For the last two decades, the U.S. Army used the its UH-60 "Blackhawk" helicopter
for combat assault missions, while the larger CH-47 "Chinook" was used just for
moving cargo. But the army found that, in the high altitudes of Afghanistan,
the more powerful CH-47 was often the only way to go in the thin mountain air. While
doing that, the army found that the CH-47 made an excellent assault helicopter.
In many ways, it was superior to the UH-60, mainly because the CH-47 carries more troops and moves faster and
Blackhawk can only carry eleven troops, and max speed is 285 kilometers an
hour, with endurance of 2.1 hours.

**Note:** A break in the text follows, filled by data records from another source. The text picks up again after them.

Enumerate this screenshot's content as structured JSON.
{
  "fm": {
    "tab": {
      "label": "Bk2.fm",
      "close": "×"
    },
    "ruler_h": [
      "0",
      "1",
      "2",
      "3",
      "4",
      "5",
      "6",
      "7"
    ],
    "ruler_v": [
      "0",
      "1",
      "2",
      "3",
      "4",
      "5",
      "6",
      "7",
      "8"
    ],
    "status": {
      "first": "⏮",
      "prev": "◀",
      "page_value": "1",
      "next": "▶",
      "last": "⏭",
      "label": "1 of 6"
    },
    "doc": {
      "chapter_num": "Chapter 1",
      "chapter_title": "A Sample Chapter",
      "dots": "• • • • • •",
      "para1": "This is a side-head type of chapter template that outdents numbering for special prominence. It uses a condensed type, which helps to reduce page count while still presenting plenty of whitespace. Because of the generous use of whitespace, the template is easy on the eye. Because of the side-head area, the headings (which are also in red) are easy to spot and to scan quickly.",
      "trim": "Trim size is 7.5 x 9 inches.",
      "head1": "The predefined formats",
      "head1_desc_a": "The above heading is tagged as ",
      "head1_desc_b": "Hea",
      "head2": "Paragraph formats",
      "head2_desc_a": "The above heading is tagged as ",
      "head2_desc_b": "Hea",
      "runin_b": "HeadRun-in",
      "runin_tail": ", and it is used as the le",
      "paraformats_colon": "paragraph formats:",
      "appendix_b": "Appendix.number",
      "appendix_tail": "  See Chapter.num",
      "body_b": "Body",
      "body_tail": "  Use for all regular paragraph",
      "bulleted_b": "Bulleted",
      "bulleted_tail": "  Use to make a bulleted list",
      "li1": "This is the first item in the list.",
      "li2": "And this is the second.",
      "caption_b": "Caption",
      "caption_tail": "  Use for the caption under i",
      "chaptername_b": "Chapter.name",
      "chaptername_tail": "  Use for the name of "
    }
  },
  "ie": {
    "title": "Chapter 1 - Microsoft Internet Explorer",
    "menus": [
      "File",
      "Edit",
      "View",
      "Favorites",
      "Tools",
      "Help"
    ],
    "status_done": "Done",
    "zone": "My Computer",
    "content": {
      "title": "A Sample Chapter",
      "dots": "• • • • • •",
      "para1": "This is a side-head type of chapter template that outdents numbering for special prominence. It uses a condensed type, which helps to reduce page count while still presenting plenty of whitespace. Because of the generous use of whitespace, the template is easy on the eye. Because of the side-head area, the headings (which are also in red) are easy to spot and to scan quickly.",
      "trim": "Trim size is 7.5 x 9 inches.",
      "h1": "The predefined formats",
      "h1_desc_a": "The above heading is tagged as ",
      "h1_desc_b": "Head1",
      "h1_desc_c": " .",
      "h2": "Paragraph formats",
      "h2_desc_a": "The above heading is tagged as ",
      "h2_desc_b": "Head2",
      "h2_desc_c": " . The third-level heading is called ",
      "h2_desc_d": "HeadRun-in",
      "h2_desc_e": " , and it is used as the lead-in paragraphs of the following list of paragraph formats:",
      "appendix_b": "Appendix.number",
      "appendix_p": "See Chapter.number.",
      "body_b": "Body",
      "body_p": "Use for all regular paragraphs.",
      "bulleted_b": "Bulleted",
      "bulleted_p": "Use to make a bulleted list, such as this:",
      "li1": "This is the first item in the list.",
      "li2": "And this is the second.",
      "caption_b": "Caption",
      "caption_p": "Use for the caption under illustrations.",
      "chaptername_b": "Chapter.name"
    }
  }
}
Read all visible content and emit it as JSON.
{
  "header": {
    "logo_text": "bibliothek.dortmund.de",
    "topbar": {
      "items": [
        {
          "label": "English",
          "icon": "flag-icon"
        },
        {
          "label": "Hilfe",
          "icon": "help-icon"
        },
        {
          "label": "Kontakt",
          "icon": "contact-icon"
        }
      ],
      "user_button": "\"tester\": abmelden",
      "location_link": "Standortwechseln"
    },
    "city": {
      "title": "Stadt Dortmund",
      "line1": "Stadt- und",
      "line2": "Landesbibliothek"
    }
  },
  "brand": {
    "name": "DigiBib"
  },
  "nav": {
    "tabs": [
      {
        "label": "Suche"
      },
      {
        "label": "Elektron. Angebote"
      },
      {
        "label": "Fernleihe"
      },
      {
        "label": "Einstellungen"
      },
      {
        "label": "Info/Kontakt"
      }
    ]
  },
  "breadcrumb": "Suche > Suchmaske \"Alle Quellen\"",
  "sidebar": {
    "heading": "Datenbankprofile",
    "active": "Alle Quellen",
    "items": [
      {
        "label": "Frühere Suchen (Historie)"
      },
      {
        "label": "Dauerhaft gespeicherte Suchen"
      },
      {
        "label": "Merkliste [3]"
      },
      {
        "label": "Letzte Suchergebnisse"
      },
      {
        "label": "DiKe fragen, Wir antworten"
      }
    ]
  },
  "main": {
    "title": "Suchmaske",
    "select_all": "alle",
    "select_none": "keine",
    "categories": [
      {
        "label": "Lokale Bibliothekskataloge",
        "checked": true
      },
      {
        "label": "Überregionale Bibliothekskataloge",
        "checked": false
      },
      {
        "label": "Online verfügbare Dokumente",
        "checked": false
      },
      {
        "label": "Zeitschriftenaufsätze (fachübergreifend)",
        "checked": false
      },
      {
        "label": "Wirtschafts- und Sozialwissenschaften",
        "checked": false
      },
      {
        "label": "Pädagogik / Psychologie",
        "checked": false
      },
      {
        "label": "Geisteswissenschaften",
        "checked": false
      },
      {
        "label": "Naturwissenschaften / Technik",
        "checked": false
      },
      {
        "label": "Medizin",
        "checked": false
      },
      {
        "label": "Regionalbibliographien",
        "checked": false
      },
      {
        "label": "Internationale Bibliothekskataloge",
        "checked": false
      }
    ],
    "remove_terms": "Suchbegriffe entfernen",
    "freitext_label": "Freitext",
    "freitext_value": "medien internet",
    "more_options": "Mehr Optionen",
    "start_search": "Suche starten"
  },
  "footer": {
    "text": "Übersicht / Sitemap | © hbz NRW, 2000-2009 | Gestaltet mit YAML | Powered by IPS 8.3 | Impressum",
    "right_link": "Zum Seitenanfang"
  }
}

The
CH-47F can carry ten tons of
cargo, or up to 55 troops, and has a maximum range of 426 kilometers. Its max
speed is 315 kilometers an hour. Typical missions last no more than 2.5 hours.
This means that one CH-47 can carry 40-50 combat troops, and all their gear.
For most air assaults, one CH-47 does the job that would otherwise require five
CH-47s entered service in 1962, able to carry only five tons. Some 750 saw
service in Vietnam, and 200 were lost in action. Between 1982-94, 500 CH-47s
were rebuilt to the CH-47D standard. SOCOM operates 31 MH-47Ds and Es, which
have additional navigation gear. These are being upgraded to MH-47F standards,
and the fleet expanded to 61 helicopters. As a result of all this, the CH-47
will end up serving at least 75 years. The CH-47F upgrades and new builds will
not be completed until 2018. New CH-47Fs cost about $35 million each.